Two of Tanzania’s most distinguished chiefs in the period before independence have passed away.
The country’s first Justice Minister after independence, Chief Abdallah Said Fundikira, died of heart complications in Tabora in mid August. The late Chief joined Makerere University College in Uganda from 1940 to 1946 and obtained a qualification in Agriculture. In 1957, he was ordained as Chief of the Wanyamwezi in the Nyanyembe chiefdom. He lost his title when founding President Nyerere scrapped all chiefdoms after independence.
He continued running private business until 1990, when he spearheaded the debate on multi-partyism in Tanzania in collaboration with other politicians such as the late Kassanga Tumbo, Prince Bagenda, Mabere Marando and Ndimara Tegambwage. Fundikira played a pivotal role in organising the opposition by chairing the first interim structure of an umbrella body under the name ‘National Committee for Constitutional Reform’ which became the NCCR political party.
He later formed his own party, the Union for Multiparty Democracy (UMD) but in 1999 he shifted camp to the ruling party, Chama Cha Mapinduzi (CCM). After the 2000 general elections, President Mkapa appointed him a nominated MP until 2005 when he was nominated as a Member of Parliament.
Chief David Kidaha Makwaia (84), who died on March 31, was a much respected and prominent tribal leader in the years before independence. He succeeded his father as Usiha Chief and later became Paramount Chief of the 50 autonomous institutions which joined together to form the Sukuma Federation in the Lake region. He cooperated with the then Governor of Tanganyika in moves being made towards independence and was the first African to be appointed to Tanganyika’s Legislative Council.
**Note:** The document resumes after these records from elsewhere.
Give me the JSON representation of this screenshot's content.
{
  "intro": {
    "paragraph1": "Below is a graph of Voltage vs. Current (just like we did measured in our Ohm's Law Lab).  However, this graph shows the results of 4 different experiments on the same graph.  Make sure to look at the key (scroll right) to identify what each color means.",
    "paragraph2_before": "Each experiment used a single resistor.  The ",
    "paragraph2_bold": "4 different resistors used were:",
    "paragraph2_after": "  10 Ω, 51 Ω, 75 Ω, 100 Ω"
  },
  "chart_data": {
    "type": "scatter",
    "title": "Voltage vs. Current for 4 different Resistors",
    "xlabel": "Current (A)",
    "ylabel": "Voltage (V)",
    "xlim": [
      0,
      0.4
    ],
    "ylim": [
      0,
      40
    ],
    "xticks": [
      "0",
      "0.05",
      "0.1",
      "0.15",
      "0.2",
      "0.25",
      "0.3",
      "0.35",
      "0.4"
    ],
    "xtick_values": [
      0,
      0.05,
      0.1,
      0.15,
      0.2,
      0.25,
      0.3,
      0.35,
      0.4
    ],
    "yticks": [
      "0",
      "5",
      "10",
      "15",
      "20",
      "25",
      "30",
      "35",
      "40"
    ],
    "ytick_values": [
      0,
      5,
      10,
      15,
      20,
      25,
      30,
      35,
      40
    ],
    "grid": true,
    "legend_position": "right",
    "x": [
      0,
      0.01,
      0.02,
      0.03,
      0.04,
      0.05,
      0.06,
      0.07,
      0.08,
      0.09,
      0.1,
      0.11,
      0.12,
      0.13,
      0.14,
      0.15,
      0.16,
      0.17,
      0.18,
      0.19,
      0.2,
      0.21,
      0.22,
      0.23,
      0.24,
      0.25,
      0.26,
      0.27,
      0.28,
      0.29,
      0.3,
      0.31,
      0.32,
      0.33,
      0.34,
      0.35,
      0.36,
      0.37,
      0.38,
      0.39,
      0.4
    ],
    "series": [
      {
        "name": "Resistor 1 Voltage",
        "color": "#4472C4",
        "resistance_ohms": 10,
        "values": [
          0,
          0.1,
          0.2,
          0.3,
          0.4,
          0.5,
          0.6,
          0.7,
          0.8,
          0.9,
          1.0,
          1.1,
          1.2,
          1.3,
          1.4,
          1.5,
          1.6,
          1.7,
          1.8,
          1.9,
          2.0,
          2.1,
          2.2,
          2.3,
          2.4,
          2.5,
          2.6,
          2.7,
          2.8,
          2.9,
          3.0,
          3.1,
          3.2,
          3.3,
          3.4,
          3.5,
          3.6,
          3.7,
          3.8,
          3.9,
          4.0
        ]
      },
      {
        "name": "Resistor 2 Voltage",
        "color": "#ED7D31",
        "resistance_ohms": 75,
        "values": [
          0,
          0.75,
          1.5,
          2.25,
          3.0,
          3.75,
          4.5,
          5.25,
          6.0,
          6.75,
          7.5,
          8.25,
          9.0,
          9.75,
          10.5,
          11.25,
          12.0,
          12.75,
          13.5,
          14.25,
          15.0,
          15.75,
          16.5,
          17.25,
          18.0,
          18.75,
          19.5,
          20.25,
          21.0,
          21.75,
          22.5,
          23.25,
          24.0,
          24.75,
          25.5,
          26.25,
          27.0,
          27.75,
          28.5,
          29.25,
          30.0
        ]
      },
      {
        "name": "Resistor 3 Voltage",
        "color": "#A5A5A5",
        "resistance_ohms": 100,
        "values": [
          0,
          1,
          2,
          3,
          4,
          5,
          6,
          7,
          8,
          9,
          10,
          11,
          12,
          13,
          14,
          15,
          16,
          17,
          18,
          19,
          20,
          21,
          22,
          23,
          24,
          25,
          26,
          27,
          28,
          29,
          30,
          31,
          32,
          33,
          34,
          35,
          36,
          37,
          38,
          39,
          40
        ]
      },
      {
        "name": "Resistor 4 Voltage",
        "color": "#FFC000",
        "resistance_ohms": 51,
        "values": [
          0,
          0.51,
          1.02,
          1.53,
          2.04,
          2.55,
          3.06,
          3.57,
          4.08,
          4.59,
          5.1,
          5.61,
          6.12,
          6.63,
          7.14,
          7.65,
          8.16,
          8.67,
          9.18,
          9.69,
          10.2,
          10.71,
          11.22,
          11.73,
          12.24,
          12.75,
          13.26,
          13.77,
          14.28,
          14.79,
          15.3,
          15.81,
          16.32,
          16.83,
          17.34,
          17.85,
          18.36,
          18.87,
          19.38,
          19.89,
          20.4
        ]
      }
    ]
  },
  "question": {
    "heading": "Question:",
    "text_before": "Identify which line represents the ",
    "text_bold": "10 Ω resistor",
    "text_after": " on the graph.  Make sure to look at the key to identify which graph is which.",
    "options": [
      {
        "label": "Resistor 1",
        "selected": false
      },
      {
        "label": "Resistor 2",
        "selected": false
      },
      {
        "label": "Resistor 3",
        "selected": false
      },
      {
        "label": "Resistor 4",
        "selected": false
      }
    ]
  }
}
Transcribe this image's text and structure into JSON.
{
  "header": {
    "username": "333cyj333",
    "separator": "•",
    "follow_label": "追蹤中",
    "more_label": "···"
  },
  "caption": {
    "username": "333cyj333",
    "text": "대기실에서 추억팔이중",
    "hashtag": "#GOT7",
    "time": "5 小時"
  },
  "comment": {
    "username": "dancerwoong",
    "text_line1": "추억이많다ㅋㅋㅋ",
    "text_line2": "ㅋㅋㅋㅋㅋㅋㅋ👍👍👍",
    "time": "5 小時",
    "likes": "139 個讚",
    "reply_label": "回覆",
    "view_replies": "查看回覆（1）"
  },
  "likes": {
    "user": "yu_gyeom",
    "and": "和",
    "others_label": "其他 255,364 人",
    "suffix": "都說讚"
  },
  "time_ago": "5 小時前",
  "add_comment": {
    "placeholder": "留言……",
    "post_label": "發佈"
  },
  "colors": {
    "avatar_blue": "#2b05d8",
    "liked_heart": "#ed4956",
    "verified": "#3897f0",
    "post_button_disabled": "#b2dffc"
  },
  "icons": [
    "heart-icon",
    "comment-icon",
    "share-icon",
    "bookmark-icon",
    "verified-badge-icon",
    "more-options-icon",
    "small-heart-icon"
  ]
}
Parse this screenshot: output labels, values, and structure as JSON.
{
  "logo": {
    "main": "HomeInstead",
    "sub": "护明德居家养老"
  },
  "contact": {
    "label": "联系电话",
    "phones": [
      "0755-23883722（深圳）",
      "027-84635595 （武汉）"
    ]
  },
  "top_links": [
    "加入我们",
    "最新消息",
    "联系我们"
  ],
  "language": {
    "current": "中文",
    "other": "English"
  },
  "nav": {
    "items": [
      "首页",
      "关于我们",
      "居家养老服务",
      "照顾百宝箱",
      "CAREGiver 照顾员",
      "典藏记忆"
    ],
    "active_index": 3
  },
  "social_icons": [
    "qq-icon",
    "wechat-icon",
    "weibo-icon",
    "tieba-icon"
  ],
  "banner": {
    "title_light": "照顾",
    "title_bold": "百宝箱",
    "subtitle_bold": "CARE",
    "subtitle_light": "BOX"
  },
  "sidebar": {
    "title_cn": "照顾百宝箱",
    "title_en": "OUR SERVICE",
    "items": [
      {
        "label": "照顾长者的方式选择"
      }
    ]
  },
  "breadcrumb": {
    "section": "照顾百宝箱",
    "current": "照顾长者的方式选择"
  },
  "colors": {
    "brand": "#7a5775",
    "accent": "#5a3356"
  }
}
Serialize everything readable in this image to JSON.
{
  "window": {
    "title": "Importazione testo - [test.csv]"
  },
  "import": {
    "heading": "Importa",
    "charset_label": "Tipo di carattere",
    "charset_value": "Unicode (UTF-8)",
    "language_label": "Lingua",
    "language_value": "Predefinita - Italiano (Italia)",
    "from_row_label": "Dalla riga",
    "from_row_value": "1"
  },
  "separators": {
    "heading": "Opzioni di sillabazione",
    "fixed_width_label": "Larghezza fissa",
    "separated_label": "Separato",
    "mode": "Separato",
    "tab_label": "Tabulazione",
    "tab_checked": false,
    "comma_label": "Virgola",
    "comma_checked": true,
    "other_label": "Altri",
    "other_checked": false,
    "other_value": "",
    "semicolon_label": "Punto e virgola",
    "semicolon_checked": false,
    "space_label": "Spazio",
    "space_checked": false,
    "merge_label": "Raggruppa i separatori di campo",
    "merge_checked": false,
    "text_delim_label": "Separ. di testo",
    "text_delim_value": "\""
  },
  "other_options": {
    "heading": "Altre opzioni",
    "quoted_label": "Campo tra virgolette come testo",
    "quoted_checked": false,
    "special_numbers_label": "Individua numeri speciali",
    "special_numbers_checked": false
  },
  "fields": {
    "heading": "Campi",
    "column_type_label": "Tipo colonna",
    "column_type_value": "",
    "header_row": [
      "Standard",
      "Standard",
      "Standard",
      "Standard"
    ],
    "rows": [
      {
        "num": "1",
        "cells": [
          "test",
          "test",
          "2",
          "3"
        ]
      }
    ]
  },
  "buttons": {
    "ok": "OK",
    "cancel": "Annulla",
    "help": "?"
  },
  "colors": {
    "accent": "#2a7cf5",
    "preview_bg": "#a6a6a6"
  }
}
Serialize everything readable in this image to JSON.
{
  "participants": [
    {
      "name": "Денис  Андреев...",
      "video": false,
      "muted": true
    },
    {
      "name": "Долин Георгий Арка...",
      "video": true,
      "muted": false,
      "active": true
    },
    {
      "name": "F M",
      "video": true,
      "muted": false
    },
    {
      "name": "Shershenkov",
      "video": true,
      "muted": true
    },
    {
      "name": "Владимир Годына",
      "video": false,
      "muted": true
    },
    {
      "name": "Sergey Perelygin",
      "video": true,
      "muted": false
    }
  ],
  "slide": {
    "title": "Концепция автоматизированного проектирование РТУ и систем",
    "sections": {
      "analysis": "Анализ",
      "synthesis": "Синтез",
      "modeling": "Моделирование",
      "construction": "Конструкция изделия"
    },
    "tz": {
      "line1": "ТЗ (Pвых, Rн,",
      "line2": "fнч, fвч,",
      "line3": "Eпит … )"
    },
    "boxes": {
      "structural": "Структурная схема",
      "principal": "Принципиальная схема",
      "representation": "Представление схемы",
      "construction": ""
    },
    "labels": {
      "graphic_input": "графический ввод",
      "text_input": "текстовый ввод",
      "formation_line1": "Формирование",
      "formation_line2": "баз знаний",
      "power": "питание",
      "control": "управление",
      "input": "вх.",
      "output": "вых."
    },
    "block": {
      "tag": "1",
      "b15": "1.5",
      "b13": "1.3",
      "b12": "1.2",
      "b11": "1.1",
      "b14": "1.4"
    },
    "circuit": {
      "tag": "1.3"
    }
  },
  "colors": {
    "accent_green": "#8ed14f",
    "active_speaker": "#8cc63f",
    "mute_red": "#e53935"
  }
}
He was born into a Muslim family but later converted to Catholicism. As independence approached he facilitated the political rise of his old college friend Julius Nyerere but Mwalimu, as soon as he took over power, abolished the role of all chiefs and banished Chief Kidhaha temporarily to Tunduru district in the southern province. This experience is said to have alienated him from politics and, from then on, he concentrated on private business. He was involved in market research, was the Public Relations Officer of the East African Railways and Harbours and later operated a private insurance company. At the time of his death he had resumed the leadership of the Sukuma community and was active in preserving their traditional cultural practices. He was buried in Shinyanga at the site of the State House he occupied in the heyday of his chiefdom.